4.  Be a social media guru: Don’t let the title scare you, it’s really not that hard. If you want to come up with blog ideas, you should always, always, always check social media: Facebook, Twitter, Instagram, Snapchat, and keep up on the latest trends. Follow what’s trending and use those trends to your advantage. You will find that plenty of ideas will stem up from what you see on there.

5.  Go with your gut: I’ll paint the picture for you: You’re walking down the street holding a snow cone, and all of a sudden you think, “I want to write about unicorns and how they really do exist!” You then stop yourself and think that writing about unicorns is the wackiest, most outrageous thing you could ever do. You tell yourself that readers are going to think that you are out of your mind, and perhaps unfollow you after they read your infamous unicorn post. 

Stop that right now. No matter what the idea is, go with it. You will find that sometimes even the wackiest ideas can help shed light on other issues and be connected with the world around you.

Side note: I tried to come up with a way to make unicorns relative for five minutes. If any of you came up with something, please share in the comments below.

I hope these tips are useful, and, if fellow bloggers have any other ideas, please share! I’d love to add it to my list!

Make the Time

Writing isn’t easy. Every writer can attest to this. Trying to put words on paper (or in my case, in a text box) in an eloquent, and meaningful manner can be maddening at times. We have so much to say, but have no idea how to say it. Quite often,  I sit in front of my computer screen and write a couple paragraphs that I think are extremely enlightening,  or seriously on to something magical, and then, seconds after, they infuriate me, and I practically jab the backspace button with my palm until those thoughts disappear and I have a nice clean slate.
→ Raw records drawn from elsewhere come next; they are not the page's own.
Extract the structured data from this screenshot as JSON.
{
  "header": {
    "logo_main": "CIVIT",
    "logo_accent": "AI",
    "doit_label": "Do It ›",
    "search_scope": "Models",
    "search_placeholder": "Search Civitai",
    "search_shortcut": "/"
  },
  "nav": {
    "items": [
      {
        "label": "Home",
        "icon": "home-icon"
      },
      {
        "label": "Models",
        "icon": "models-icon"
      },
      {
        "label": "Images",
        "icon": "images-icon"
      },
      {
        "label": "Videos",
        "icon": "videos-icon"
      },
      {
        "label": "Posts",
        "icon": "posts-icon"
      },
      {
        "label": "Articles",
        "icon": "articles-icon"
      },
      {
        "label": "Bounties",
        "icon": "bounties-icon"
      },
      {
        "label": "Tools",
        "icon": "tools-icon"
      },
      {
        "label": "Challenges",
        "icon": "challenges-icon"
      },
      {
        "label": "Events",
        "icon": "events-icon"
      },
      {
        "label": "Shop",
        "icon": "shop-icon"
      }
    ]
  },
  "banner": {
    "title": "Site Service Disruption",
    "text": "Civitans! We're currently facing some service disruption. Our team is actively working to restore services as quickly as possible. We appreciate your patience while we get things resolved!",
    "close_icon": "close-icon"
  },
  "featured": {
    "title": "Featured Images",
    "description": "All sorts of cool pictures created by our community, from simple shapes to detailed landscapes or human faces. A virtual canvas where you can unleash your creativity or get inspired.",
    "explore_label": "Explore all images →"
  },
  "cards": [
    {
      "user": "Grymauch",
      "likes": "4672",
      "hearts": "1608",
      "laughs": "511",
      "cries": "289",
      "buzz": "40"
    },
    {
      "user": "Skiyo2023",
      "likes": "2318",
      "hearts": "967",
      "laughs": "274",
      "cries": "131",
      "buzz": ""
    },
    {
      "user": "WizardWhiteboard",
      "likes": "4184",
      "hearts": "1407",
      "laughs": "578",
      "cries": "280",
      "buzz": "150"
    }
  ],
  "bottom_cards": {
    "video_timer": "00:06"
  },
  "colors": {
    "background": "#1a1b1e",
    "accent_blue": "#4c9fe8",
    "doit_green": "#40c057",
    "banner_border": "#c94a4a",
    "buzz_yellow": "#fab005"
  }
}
Then, the cycle continues.

What do I want to write about? That’s the eternal question, folks. I’ve been struggling with finding this answer since July. It was in July when I logged on to this page and realized I haven’t touched it in over a year. A year! What excuse did I have? I didn’t have one. I just couldn’t find the time.

But, seriously. Who has the time? No one, really. If you know that person, I’d like to meet them and give them a firm handshake. If everyone had the time, we would be able to accomplish so many tasks. I personally would be a virtuoso, have a few novels under my belt, and successfully completed the  American Library Associations’ 100 Best Novels list. Not even close. If there is something that I have accomplished, however, it is the realization that you need to make time for yourself.

That sounds a lot simpler than it really is.

Finding that motivation is tough; after a 40-hour work week accompanied with gym sessions, housework, and other daily duties, it’s really tough to say: “OK–time to sit down and write about something illuminating that will make me feel accomplished!”

Do you really want to find the time for it? You already brained enough that day. You don’t want to sit down and rotate those sputtering cogs in your brain and churn something out that you’ll probably hate in the morning. What’s the point?

Nike said it, so I’ll say it too: just do it. That was lame, but it’s true. Finding the time, even scheduling the time will make you feel accomplished at first, and then so much better after you do it. Do it for yourself. Nothing is more important than your happiness. If you want to write, write. If you want to read a book, open up a dang book. You’ll be happy you did.

This blog is going to be a free, open space where I will write about whatever jumps at me in the moment. A majority of this blog will be about writing and reading, with plenty of William Zinsser quotes. Also, get ready for some book reviews, my thoughts on women’s issues, human rights, and some random posts in between. Woo!

If you’re lucky, I might even share some passages from the book I’m working on! But, let’s not get too ahead of ourselves, I haven’t even started that yet.